Your app doesn't need a chat feature

At Lickability, we get a dozen or so pitches for app ideas per week. I’ve noticed a worrying trend emerging throughout a fair number of these pitches: a chat feature.

On its face, it’s an obvious fix to whatever issue you’re running into. Trying to increase user engagement? Let users chat with each other inside the app. Community building? Mega group chats. Support and feedback channels? Sounds like a chatbot.

The cracks begin to show when rubber hits the road and we start thinking about things critically.

Chat is Noisy

At the very highest level, the core issue with adding a chat feature is that it dilutes the potency of your app. What makes an app sticky at launch is being really good at a very specific thing — not an app that immediately covers every possible base.

Imagine if Instagram, in its infancy in 2010, had tried to pack in everything from day one: messaging, photo sharing, video, stories, shopping, and live streaming. It would have sunk.

Instead, they started with a simple killer feature—transforming lousy cell phone photos into share-worthy images. The rest was drip-fed over 15 years. Instagram DMs didn’t even appear until four years post-launch.

Start with your core idea. Avoid drowning it in feature overload.

Chat is Insular

This may be obvious, but it’s worth stating: when you create an insular chat feature, you limit who you can chat with to only other users.

If one of your users finds something in your app that they really want to share with a friend, they first need to persuade them to download the app, sign up, possibly follow each other, and then share the content. At each step, the likelihood of the friend reaching the finish line drops by 15%.

But what’s almost 100% guaranteed is that if someone wants to share content in your app with a friend, they probably have that friend’s number or Messenger or WhatsApp or Telegram or Signal or Discord or Slack or Snapchat. And all of those apps support rich links. Engineering time is better spent getting that experience frictionless and great — meet potential users where they’re at.

Chat is Expensive

If your chat feature isn’t about sharing content, there’s a good chance there’s already a product or company out there that exists solely for your type of use case. For instance, if you need users to chat with support, Business Chat might be a good option. And it’ll almost certainly be magnitudes less expensive than building a bespoke chat feature.

I fully recognize this is counter to our bottomline as an app development agency, but removing a chat feature will save so much in your budget that can be better spent on things that your users would appreciate more.

For instance, plussing your app to make it a joy to use and have it work seamlessly with the system. Or adding first-class support for rich link previews like I mentioned above.

Chat is Messy


As your app (hopefully) grows, you will need to scale the chat infrastructure up and up and up. And it’s not as trivial as throwing a more expensive AWS machine at it — there’s a reason why Meta has hundreds of people working solely on Messenger.
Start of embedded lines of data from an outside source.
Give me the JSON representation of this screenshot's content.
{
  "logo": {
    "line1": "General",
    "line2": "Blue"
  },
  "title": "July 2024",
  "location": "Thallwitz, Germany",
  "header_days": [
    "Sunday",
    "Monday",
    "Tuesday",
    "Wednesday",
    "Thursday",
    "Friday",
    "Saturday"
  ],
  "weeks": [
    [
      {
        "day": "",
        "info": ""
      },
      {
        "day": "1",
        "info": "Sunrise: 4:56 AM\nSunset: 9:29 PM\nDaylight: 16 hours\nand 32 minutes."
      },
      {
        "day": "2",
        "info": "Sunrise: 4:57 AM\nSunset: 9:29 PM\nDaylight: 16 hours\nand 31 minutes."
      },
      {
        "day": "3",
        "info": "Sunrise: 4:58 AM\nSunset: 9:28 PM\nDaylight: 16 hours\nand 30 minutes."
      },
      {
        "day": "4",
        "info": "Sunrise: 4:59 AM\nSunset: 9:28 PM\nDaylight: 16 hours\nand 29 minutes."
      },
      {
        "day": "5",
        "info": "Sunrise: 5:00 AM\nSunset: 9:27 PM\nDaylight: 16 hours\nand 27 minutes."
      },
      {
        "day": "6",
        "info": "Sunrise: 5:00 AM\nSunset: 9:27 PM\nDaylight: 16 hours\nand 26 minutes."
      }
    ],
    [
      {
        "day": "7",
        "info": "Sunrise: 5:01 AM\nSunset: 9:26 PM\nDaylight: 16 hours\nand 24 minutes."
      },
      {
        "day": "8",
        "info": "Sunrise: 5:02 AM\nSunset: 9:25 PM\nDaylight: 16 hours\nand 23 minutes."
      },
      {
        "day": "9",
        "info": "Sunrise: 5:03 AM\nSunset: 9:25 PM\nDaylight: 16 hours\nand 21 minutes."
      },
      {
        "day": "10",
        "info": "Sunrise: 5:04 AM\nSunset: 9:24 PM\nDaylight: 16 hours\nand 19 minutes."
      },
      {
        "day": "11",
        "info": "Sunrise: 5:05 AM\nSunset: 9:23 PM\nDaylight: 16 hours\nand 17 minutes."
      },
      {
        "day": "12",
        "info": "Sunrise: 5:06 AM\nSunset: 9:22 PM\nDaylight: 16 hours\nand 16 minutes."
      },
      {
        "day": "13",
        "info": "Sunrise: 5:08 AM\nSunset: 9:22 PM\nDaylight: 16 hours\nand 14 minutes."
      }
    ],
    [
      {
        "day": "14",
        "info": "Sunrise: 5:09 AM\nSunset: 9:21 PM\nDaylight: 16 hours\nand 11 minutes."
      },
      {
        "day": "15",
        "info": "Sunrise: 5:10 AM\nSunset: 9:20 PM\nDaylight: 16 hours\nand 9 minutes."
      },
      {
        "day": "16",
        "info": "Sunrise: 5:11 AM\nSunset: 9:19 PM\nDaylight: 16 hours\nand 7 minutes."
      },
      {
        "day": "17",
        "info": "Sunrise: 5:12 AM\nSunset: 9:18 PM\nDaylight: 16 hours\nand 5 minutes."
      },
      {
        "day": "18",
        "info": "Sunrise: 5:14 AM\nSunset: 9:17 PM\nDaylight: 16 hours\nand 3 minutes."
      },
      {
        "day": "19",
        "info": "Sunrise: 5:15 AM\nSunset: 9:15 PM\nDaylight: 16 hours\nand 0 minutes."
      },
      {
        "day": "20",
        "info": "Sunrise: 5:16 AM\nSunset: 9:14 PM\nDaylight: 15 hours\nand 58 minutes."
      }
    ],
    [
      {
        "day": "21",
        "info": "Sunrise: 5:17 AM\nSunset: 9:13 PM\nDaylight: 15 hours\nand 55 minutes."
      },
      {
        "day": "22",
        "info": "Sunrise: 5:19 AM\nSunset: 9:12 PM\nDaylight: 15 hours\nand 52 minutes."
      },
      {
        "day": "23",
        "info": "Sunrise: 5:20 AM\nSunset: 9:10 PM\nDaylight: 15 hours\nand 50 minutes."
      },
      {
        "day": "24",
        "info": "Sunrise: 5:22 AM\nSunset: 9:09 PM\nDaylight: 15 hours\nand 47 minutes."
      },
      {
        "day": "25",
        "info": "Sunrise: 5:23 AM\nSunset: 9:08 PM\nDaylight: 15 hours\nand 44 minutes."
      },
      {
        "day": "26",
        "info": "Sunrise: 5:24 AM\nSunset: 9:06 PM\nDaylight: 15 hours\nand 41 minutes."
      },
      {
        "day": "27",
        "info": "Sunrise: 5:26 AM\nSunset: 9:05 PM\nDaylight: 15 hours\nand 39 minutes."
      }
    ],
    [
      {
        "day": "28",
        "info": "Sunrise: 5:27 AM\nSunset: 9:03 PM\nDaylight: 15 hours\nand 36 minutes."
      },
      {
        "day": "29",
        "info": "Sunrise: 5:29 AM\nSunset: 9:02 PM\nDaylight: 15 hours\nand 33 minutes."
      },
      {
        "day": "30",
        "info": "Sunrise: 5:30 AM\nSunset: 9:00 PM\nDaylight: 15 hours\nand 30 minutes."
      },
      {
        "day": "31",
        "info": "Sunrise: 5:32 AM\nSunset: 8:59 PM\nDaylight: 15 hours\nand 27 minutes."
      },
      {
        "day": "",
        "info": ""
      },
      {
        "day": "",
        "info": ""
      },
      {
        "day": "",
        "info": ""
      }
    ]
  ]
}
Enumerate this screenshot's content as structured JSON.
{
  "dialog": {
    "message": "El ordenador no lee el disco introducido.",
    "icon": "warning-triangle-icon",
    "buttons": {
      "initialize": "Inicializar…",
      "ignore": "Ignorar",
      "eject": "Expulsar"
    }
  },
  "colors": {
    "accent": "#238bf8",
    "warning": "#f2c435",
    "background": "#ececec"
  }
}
Chat has a bunch of hard problems intrinsic to the nature of the product. Why would you want to be restrained by those problems if chat is just an afterthought?


When you add a chat feature, you immediately take on the intrinsic baggage that comes with it. Where are you going to store messages? What about the attachments that could be orders of magnitude larger than a text message? How are you going to protect them? How are you moderating user-generated content for inappropriate behavior?

It’s a lot of heavy lifting for something that might not even align with your app’s core value.

User expectations

Chat apps have gained a lot of features recently that users expect to be standard — reactions, in-line replies and threading, attachments, rich text. These features aren’t intrinsic, and a chat feature without those might end up feeling like a 2000s AIM client.

We have enough chat

It’s 2024. We have accounts everywhere. There are probably 100 apps on your phone, a good chunk of which can send notifications.

I wake up every morning and check Bluesky, Discord, Instagram, Mastodon, LinkedIn, iMessage, Snapchat, Threads, X, TikTok, Slack, my email, my Figma notifications, and my todo list inbox.

Your app’s biggest draw might just be offering a sanctuary from notification overload, and offering a hyper-focused experience. Something that distills your secret sauce to its purest ingredients.

With all this in mind, these points are just guidelines. Convinced your chat feature breaks the mold? I’m all ears. Reach out, and let’s see what we can build together.